§ TASK TO CARRY OUT
Reproduce the records that follow exactly as they appear.

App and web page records
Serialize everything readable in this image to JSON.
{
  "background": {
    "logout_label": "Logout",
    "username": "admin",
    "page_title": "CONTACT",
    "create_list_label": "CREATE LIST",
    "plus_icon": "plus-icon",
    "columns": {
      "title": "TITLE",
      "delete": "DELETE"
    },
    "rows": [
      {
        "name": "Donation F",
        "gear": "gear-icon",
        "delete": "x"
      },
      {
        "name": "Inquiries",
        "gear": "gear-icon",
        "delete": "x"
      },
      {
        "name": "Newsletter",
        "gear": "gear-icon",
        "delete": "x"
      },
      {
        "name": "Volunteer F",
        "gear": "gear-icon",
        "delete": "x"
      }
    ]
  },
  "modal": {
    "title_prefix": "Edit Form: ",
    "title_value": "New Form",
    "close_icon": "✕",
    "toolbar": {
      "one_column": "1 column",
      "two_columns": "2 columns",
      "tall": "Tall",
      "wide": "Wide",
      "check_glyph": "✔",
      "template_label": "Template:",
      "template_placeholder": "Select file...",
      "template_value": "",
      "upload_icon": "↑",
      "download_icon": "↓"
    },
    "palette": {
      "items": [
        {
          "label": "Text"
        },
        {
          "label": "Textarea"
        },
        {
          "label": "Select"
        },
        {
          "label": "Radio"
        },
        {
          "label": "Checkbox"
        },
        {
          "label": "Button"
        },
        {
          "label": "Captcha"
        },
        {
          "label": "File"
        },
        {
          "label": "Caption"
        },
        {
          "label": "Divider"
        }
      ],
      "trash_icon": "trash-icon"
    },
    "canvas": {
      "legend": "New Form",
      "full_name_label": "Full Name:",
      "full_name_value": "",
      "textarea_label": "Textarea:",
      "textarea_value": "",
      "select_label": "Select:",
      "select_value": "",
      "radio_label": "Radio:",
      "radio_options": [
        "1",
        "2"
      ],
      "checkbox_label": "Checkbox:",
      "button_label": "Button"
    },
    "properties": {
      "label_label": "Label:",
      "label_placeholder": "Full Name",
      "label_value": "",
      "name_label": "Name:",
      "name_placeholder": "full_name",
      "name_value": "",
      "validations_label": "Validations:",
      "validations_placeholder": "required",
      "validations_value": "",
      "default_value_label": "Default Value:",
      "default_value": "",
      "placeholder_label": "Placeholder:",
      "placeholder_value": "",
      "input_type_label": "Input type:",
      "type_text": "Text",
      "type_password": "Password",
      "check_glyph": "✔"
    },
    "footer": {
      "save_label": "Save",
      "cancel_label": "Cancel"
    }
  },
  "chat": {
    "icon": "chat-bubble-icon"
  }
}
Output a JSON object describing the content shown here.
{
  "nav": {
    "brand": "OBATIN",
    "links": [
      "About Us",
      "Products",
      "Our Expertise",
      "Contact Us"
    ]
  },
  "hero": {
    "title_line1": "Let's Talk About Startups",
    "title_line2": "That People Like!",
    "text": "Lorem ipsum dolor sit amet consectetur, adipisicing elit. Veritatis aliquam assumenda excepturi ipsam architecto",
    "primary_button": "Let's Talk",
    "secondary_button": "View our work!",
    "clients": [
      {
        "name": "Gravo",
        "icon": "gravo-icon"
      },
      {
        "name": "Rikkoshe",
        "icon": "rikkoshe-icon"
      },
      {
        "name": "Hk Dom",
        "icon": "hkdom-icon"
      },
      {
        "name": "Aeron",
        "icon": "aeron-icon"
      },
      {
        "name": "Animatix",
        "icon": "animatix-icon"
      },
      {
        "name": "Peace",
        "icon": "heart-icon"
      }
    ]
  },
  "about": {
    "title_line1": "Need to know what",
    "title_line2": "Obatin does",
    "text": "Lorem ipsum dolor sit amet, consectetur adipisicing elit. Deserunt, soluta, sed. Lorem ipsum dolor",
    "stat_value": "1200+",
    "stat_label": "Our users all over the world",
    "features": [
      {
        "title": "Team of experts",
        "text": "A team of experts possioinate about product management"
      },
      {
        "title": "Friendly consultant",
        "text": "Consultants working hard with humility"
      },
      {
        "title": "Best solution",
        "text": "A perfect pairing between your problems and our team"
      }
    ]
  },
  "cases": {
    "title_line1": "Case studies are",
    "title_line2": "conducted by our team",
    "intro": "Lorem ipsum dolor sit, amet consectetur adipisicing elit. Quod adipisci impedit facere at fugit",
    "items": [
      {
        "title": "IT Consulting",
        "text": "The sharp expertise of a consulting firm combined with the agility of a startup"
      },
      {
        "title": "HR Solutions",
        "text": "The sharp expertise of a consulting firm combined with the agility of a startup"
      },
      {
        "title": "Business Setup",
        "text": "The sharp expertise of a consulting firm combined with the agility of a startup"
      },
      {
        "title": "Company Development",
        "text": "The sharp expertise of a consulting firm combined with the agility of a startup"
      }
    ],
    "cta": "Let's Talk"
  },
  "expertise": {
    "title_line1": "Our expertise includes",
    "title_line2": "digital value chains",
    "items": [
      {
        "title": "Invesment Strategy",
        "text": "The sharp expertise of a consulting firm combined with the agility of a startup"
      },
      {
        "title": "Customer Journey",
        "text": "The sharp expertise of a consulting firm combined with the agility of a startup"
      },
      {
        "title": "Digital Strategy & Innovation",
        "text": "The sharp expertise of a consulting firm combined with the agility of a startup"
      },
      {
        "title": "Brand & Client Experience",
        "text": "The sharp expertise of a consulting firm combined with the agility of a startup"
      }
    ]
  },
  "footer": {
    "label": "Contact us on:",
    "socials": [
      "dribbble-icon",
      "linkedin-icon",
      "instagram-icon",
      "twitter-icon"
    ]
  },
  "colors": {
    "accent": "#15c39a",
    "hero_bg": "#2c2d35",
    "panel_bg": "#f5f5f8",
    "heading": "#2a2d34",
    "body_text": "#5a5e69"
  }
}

§ WRITTEN ANSWER
Serialize everything readable in this image to JSON.
{
  "background": {
    "logout_label": "Logout",
    "username": "admin",
    "page_title": "CONTACT",
    "create_list_label": "CREATE LIST",
    "plus_icon": "plus-icon",
    "columns": {
      "title": "TITLE",
      "delete": "DELETE"
    },
    "rows": [
      {
        "name": "Donation F",
        "gear": "gear-icon",
        "delete": "x"
      },
      {
        "name": "Inquiries",
        "gear": "gear-icon",
        "delete": "x"
      },
      {
        "name": "Newsletter",
        "gear": "gear-icon",
        "delete": "x"
      },
      {
        "name": "Volunteer F",
        "gear": "gear-icon",
        "delete": "x"
      }
    ]
  },
  "modal": {
    "title_prefix": "Edit Form: ",
    "title_value": "New Form",
    "close_icon": "✕",
    "toolbar": {
      "one_column": "1 column",
      "two_columns": "2 columns",
      "tall": "Tall",
      "wide": "Wide",
      "check_glyph": "✔",
      "template_label": "Template:",
      "template_placeholder": "Select file...",
      "template_value": "",
      "upload_icon": "↑",
      "download_icon": "↓"
    },
    "palette": {
      "items": [
        {
          "label": "Text"
        },
        {
          "label": "Textarea"
        },
        {
          "label": "Select"
        },
        {
          "label": "Radio"
        },
        {
          "label": "Checkbox"
        },
        {
          "label": "Button"
        },
        {
          "label": "Captcha"
        },
        {
          "label": "File"
        },
        {
          "label": "Caption"
        },
        {
          "label": "Divider"
        }
      ],
      "trash_icon": "trash-icon"
    },
    "canvas": {
      "legend": "New Form",
      "full_name_label": "Full Name:",
      "full_name_value": "",
      "textarea_label": "Textarea:",
      "textarea_value": "",
      "select_label": "Select:",
      "select_value": "",
      "radio_label": "Radio:",
      "radio_options": [
        "1",
        "2"
      ],
      "checkbox_label": "Checkbox:",
      "button_label": "Button"
    },
    "properties": {
      "label_label": "Label:",
      "label_placeholder": "Full Name",
      "label_value": "",
      "name_label": "Name:",
      "name_placeholder": "full_name",
      "name_value": "",
      "validations_label": "Validations:",
      "validations_placeholder": "required",
      "validations_value": "",
      "default_value_label": "Default Value:",
      "default_value": "",
      "placeholder_label": "Placeholder:",
      "placeholder_value": "",
      "input_type_label": "Input type:",
      "type_text": "Text",
      "type_password": "Password",
      "check_glyph": "✔"
    },
    "footer": {
      "save_label": "Save",
      "cancel_label": "Cancel"
    }
  },
  "chat": {
    "icon": "chat-bubble-icon"
  }
}
Output a JSON object describing the content shown here.
{
  "nav": {
    "brand": "OBATIN",
    "links": [
      "About Us",
      "Products",
      "Our Expertise",
      "Contact Us"
    ]
  },
  "hero": {
    "title_line1": "Let's Talk About Startups",
    "title_line2": "That People Like!",
    "text": "Lorem ipsum dolor sit amet consectetur, adipisicing elit. Veritatis aliquam assumenda excepturi ipsam architecto",
    "primary_button": "Let's Talk",
    "secondary_button": "View our work!",
    "clients": [
      {
        "name": "Gravo",
        "icon": "gravo-icon"
      },
      {
        "name": "Rikkoshe",
        "icon": "rikkoshe-icon"
      },
      {
        "name": "Hk Dom",
        "icon": "hkdom-icon"
      },
      {
        "name": "Aeron",
        "icon": "aeron-icon"
      },
      {
        "name": "Animatix",
        "icon": "animatix-icon"
      },
      {
        "name": "Peace",
        "icon": "heart-icon"
      }
    ]
  },
  "about": {
    "title_line1": "Need to know what",
    "title_line2": "Obatin does",
    "text": "Lorem ipsum dolor sit amet, consectetur adipisicing elit. Deserunt, soluta, sed. Lorem ipsum dolor",
    "stat_value": "1200+",
    "stat_label": "Our users all over the world",
    "features": [
      {
        "title": "Team of experts",
        "text": "A team of experts possioinate about product management"
      },
      {
        "title": "Friendly consultant",
        "text": "Consultants working hard with humility"
      },
      {
        "title": "Best solution",
        "text": "A perfect pairing between your problems and our team"
      }
    ]
  },
  "cases": {
    "title_line1": "Case studies are",
    "title_line2": "conducted by our team",
    "intro": "Lorem ipsum dolor sit, amet consectetur adipisicing elit. Quod adipisci impedit facere at fugit",
    "items": [
      {
        "title": "IT Consulting",
        "text": "The sharp expertise of a consulting firm combined with the agility of a startup"
      },
      {
        "title": "HR Solutions",
        "text": "The sharp expertise of a consulting firm combined with the agility of a startup"
      },
      {
        "title": "Business Setup",
        "text": "The sharp expertise of a consulting firm combined with the agility of a startup"
      },
      {
        "title": "Company Development",
        "text": "The sharp expertise of a consulting firm combined with the agility of a startup"
      }
    ],
    "cta": "Let's Talk"
  },
  "expertise": {
    "title_line1": "Our expertise includes",
    "title_line2": "digital value chains",
    "items": [
      {
        "title": "Invesment Strategy",
        "text": "The sharp expertise of a consulting firm combined with the agility of a startup"
      },
      {
        "title": "Customer Journey",
        "text": "The sharp expertise of a consulting firm combined with the agility of a startup"
      },
      {
        "title": "Digital Strategy & Innovation",
        "text": "The sharp expertise of a consulting firm combined with the agility of a startup"
      },
      {
        "title": "Brand & Client Experience",
        "text": "The sharp expertise of a consulting firm combined with the agility of a startup"
      }
    ]
  },
  "footer": {
    "label": "Contact us on:",
    "socials": [
      "dribbble-icon",
      "linkedin-icon",
      "instagram-icon",
      "twitter-icon"
    ]
  },
  "colors": {
    "accent": "#15c39a",
    "hero_bg": "#2c2d35",
    "panel_bg": "#f5f5f8",
    "heading": "#2a2d34",
    "body_text": "#5a5e69"
  }
}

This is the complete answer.